“Halloweenie” is a much more fast-paced and dance-y number with a Latin-influenced rhythm section. Harmonies split between Roz and bassist Justin Foster are crooning and lovely, making this one a set highlight at their post-Rock Hunt shows. All in all, Floorboards/Halloweenie substantively expands the groundwork that The Rice Cakes have laid down in previous efforts in longer form statements. The chorus in “Floorboards” echoes, “Oh, what have I done?” with a sense of guilt — but looking back now it’s pretty clear that the Cakes should have nothing but pride in their accomplishments.
Of these numerous achievements, one was winning Rhode Island’s heralded Rock Hunt competition (I advise you say this with a considerable pause between Rock and Hunt).
“It’s a battle of the bands, it’s a competition and we won that last year which was huge for us, considering we’ve never won a battle of the bands before and it’s probably the biggest one in Southern New England,” Raskin explains. “It was so awesome that it won us a play on the radio station [95.5 WBRU]. So we are drawing crazy amounts of people to our shows now in Providence.”
However, with the amount of local fame that the winners get, there is also the dreaded ‘Rock Hunt Curse.’ Usually after a band wins the Rock Hunt, their inflated expectations about hitting it big become too much to bear. The Rice Cakes keep their heads though. Roz tells BTR that after The Rice Cakes won, while it garnered some talk in New England, they just went back to touring and living the DIY life.
Whereas many Rock Hunt winners will spend their time after whining at their lack of success on the national circuit, The Rice Cakes spent that time driving to Austin for SXSW. Roz described it as, “Probably the most overwhelming thing we’ve done as a band but a really good growing experience.”
They even had a “first” as a band, by playing at a show for a load of off-duty, tired pedi-cabbers at 3 AM. She put this on the list as one of their most memorable shows, along with a show at a former porn theater in Providence and a gig in Vermont where “at least 50 percent of the audience was naked.”
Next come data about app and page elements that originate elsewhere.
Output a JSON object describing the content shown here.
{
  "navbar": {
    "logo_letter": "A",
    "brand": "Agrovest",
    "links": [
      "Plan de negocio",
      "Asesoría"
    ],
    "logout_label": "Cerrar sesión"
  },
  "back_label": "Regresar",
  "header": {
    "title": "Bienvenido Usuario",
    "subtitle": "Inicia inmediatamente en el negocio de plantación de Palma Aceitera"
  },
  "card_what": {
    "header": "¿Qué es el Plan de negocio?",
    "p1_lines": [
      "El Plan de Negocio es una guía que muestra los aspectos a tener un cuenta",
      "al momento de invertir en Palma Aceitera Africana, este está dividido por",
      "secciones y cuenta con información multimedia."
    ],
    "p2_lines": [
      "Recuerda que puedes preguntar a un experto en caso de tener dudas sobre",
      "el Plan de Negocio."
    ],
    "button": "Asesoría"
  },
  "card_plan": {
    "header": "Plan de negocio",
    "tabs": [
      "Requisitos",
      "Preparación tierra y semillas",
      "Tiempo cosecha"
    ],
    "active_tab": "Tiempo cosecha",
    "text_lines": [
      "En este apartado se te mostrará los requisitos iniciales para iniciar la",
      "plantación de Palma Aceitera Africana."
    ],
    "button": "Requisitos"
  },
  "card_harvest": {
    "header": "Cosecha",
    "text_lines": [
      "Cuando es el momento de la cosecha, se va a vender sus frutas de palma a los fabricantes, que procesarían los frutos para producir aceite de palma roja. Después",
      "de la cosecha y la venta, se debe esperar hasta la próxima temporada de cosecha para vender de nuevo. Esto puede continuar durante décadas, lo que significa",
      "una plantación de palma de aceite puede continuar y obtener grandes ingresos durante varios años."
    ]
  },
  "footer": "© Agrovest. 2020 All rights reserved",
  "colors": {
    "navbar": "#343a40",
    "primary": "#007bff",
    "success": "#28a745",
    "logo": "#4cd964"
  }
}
Whether or not nudity will become a new trend at Rice Cakes shows, here’s hoping. But what is certain is that the Cakes have officially broken the curse, by forgetting it.